Alexander Ovechkin versus Sidney Crosby. Sidney Crosby versus Alexander Ovechkin. The debate itself and the polarization created by both players is a rivalry that any sport would kill for. They are the marketing world’s perfect storm as far as the NHL is concerned. As any hockey fan knows, there is a strong dividing line between Team Ovechkin and Team Crosby, almost as fierce as the dividing line between Team Edward and Team Jacob for the Twi-hards (I hate that I know what that even means). There are websites dedicated to comparing the two by stats and blog discussions galore trying to defend the honour of each player. What I intend to draw attention to in this post is not anything that happens on the ice (I should probably come clean and say I am definitely an Ovechkin fan), but rather the debate that surrounds both players and how they are constructed and talked about.
On the website greatesthockeylegends.com I found a lengthy debate that I think speaks very well to the different manners in which each player is framed. The opening quote from Dan Rosen (NHL.com), I think, sums it up perfectly:
Crosby is the Ivy League, scholarly centre, while Ovechkin is the big-school, big-campus, fraternity boy left-wing. Crosby is a movie star, Ovechkin is a rock star.
Let’s start with Crosby who is consistently referred to as a better team player, a better big-time performer, a more well-rounded player and, not to mention, a whiner. Ovechkin is referenced as a “game-changer”, a better individual player, a better goal-scorer and a natural talent. One particular comment I found amusing said:
Ovechkin is like a tornado on the Ice that will simply blow you away. Crosby on the other hand is like a river quiet and consistent. He just keeps coming and will wear you down.

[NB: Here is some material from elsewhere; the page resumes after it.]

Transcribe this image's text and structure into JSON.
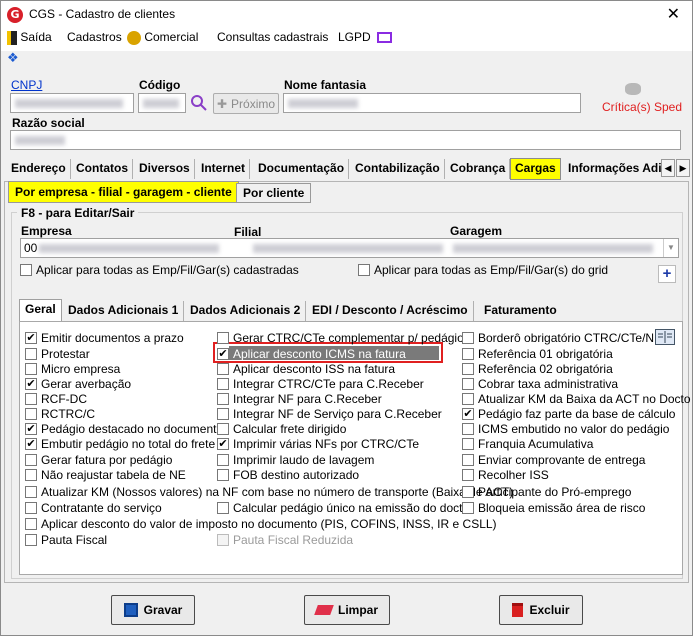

What I find interesting is not where the dividing line falls between the players but that the comments are quite predictable from an academic standpoint. My Master’s research was heavily focused on Edward Said’s theory of Orientalism, which in a nut-shell says everything from the West is developed in a superior fashion, and everything from the East is undeveloped and in transition. When I look at the Crosby/Ovechkin debate I see the same thing. Crosby is sold as the quintessential Canadian hockey player (minus the rough and tumbleness) – clean-cut, modest, unassuming and a great teammate who elevates his team. On the other hand, Ovechkin is framed as the stereotypical Russian that follows in the footsteps of other greats such as Bure, Fedorov and Mogilny – a great individual player who makes the rules as he goes and is blessed with natural talent. Crosby’s talent is framed as the result of hard work and “proper teaching”, whereas Ovechkin’s talent is, in many ways, something he was born with. As highlighted by one particular comment:
Crosby is a much better team player, and will always be the best in the world. Ovechkin is a lazy and selfish, yet talented player and nothing more.

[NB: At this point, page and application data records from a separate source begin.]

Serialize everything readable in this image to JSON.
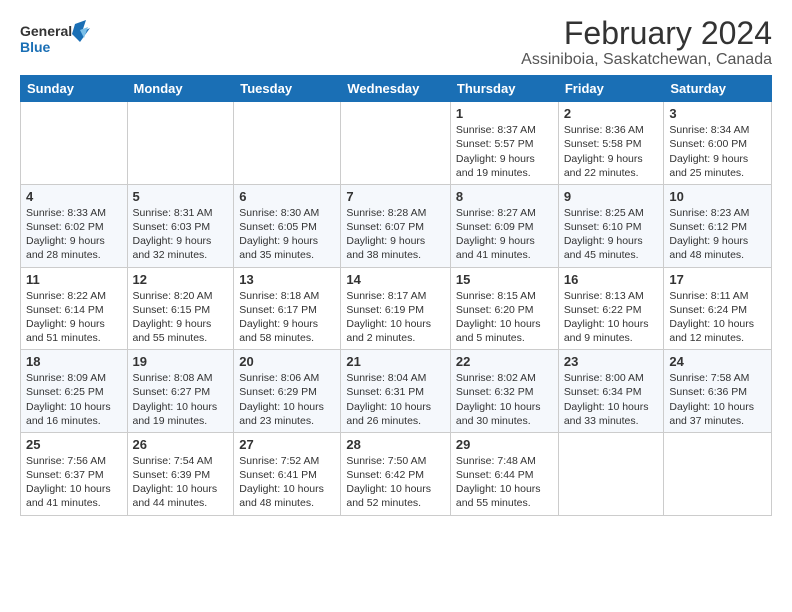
{
  "logo": {
    "line1": "General",
    "line2": "Blue"
  },
  "title": "February 2024",
  "subtitle": "Assiniboia, Saskatchewan, Canada",
  "days_of_week": [
    "Sunday",
    "Monday",
    "Tuesday",
    "Wednesday",
    "Thursday",
    "Friday",
    "Saturday"
  ],
  "weeks": [
    [
      {
        "day": "",
        "info": ""
      },
      {
        "day": "",
        "info": ""
      },
      {
        "day": "",
        "info": ""
      },
      {
        "day": "",
        "info": ""
      },
      {
        "day": "1",
        "info": "Sunrise: 8:37 AM\nSunset: 5:57 PM\nDaylight: 9 hours and 19 minutes."
      },
      {
        "day": "2",
        "info": "Sunrise: 8:36 AM\nSunset: 5:58 PM\nDaylight: 9 hours and 22 minutes."
      },
      {
        "day": "3",
        "info": "Sunrise: 8:34 AM\nSunset: 6:00 PM\nDaylight: 9 hours and 25 minutes."
      }
    ],
    [
      {
        "day": "4",
        "info": "Sunrise: 8:33 AM\nSunset: 6:02 PM\nDaylight: 9 hours and 28 minutes."
      },
      {
        "day": "5",
        "info": "Sunrise: 8:31 AM\nSunset: 6:03 PM\nDaylight: 9 hours and 32 minutes."
      },
      {
        "day": "6",
        "info": "Sunrise: 8:30 AM\nSunset: 6:05 PM\nDaylight: 9 hours and 35 minutes."
      },
      {
        "day": "7",
        "info": "Sunrise: 8:28 AM\nSunset: 6:07 PM\nDaylight: 9 hours and 38 minutes."
      },
      {
        "day": "8",
        "info": "Sunrise: 8:27 AM\nSunset: 6:09 PM\nDaylight: 9 hours and 41 minutes."
      },
      {
        "day": "9",
        "info": "Sunrise: 8:25 AM\nSunset: 6:10 PM\nDaylight: 9 hours and 45 minutes."
      },
      {
        "day": "10",
        "info": "Sunrise: 8:23 AM\nSunset: 6:12 PM\nDaylight: 9 hours and 48 minutes."
      }
    ],
    [
      {
        "day": "11",
        "info": "Sunrise: 8:22 AM\nSunset: 6:14 PM\nDaylight: 9 hours and 51 minutes."
      },
      {
        "day": "12",
        "info": "Sunrise: 8:20 AM\nSunset: 6:15 PM\nDaylight: 9 hours and 55 minutes."
      },
      {
        "day": "13",
        "info": "Sunrise: 8:18 AM\nSunset: 6:17 PM\nDaylight: 9 hours and 58 minutes."
      },
      {
        "day": "14",
        "info": "Sunrise: 8:17 AM\nSunset: 6:19 PM\nDaylight: 10 hours and 2 minutes."
      },
      {
        "day": "15",
        "info": "Sunrise: 8:15 AM\nSunset: 6:20 PM\nDaylight: 10 hours and 5 minutes."
      },
      {
        "day": "16",
        "info": "Sunrise: 8:13 AM\nSunset: 6:22 PM\nDaylight: 10 hours and 9 minutes."
      },
      {
        "day": "17",
        "info": "Sunrise: 8:11 AM\nSunset: 6:24 PM\nDaylight: 10 hours and 12 minutes."
      }
    ],
    [
      {
        "day": "18",
        "info": "Sunrise: 8:09 AM\nSunset: 6:25 PM\nDaylight: 10 hours and 16 minutes."
      },
      {
        "day": "19",
        "info": "Sunrise: 8:08 AM\nSunset: 6:27 PM\nDaylight: 10 hours and 19 minutes."
      },
      {
        "day": "20",
        "info": "Sunrise: 8:06 AM\nSunset: 6:29 PM\nDaylight: 10 hours and 23 minutes."
      },
      {
        "day": "21",
        "info": "Sunrise: 8:04 AM\nSunset: 6:31 PM\nDaylight: 10 hours and 26 minutes."
      },
      {
        "day": "22",
        "info": "Sunrise: 8:02 AM\nSunset: 6:32 PM\nDaylight: 10 hours and 30 minutes."
      },
      {
        "day": "23",
        "info": "Sunrise: 8:00 AM\nSunset: 6:34 PM\nDaylight: 10 hours and 33 minutes."
      },
      {
        "day": "24",
        "info": "Sunrise: 7:58 AM\nSunset: 6:36 PM\nDaylight: 10 hours and 37 minutes."
      }
    ],
    [
      {
        "day": "25",
        "info": "Sunrise: 7:56 AM\nSunset: 6:37 PM\nDaylight: 10 hours and 41 minutes."
      },
      {
        "day": "26",
        "info": "Sunrise: 7:54 AM\nSunset: 6:39 PM\nDaylight: 10 hours and 44 minutes."
      },
      {
        "day": "27",
        "info": "Sunrise: 7:52 AM\nSunset: 6:41 PM\nDaylight: 10 hours and 48 minutes."
      },
      {
        "day": "28",
        "info": "Sunrise: 7:50 AM\nSunset: 6:42 PM\nDaylight: 10 hours and 52 minutes."
      },
      {
        "day": "29",
        "info": "Sunrise: 7:48 AM\nSunset: 6:44 PM\nDaylight: 10 hours and 55 minutes."
      },
      {
        "day": "",
        "info": ""
      },
      {
        "day": "",
        "info": ""
      }
    ]
  ]
}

Even Dan Rosen’s comment speaks volumes. Crosby is the nose-in-the-books student who stays up all night studying and ends up in a corner office and a power suit. Ovechkin is the big-man on campus who is the life of the party. Crosby as the movie star is definitely more aligned with the Cary Grant’s and Humphrey Bogart’s of old (possibly even a George Clooney) to Ovechkin’s Steven Tyler, Bono, or Elvis like persona. One is what we all wish our youth could be and the other is how we imagine “grown up” life would be like. Thus, as an example of Orientalism, Ovechkin has the potential for full development but Crosby is already there. It is another illustration of that from the West being “Best” and that from the East being, not necessarily least in the this case, but certainly the rival or the “Other.”
In conclusion, what I observe as the dividing line between those who cheer for Ovechkin and those who cheer for Crosby falls between where you find yourself on the spectrum of hockey progression/evolution/development. Crosby represents what hockey thinks it still is, a game immersed in a certain (and in many ways limited) understanding of honour and respect played by gentlemen. Ovechkin represents hockey of the 21st century. A game influenced by globalization that privileges neoliberalism and individual effort (mostly because flashy individuals make $$$ for all involved). In the days of Bure and Mogilny, the Russians were still seen as anomalies, they were the opposite side of the hockey coin. They brought flash to the Canadian substance and having five Russians on the same line was novel. However, a decade later, Ovechkin represents a true threat to hockey as we have known it, where having five Canadians on a line is now novel. The integration of European and former Soviet players has changed the game, whether for better or for worse is a different debate, but when people attribute Ovechkin’s skill to pure talent it is a defence mechanism used to chip away at the change that he represents. To say that Ovechkin has put in less practice time than Crosby belittles the European/Russian system of teaching and it is a common argument used against many athletes in different sports – North Americans work hard and earn their dues whereas those from overseas are blessed with talent (Similarly, literature on race articulates the same notion with white athletes positioned as hard workers and black athletes as naturally gifted. Think about the debate surrounding Peyton Manning vs. Cam Newton). Crosby represents what hockey is “supposed” to be, Ovechkin represents, perhaps, what hockey wants to be. As one commenter states:
If ovechkin was canadian, i truly believe that we wouldn’t talk about crosby the way we do now.
I agree, and think that Ovechkin would probably far outshine Crosby in the fame department if he were Canadian, mostly because Ovechkin fits better with the notion of hockey masculinity. However, that just shows you how flexible our loyalties can be and that this debate is heavily premised on cultural and political histories more so than flash versus substance.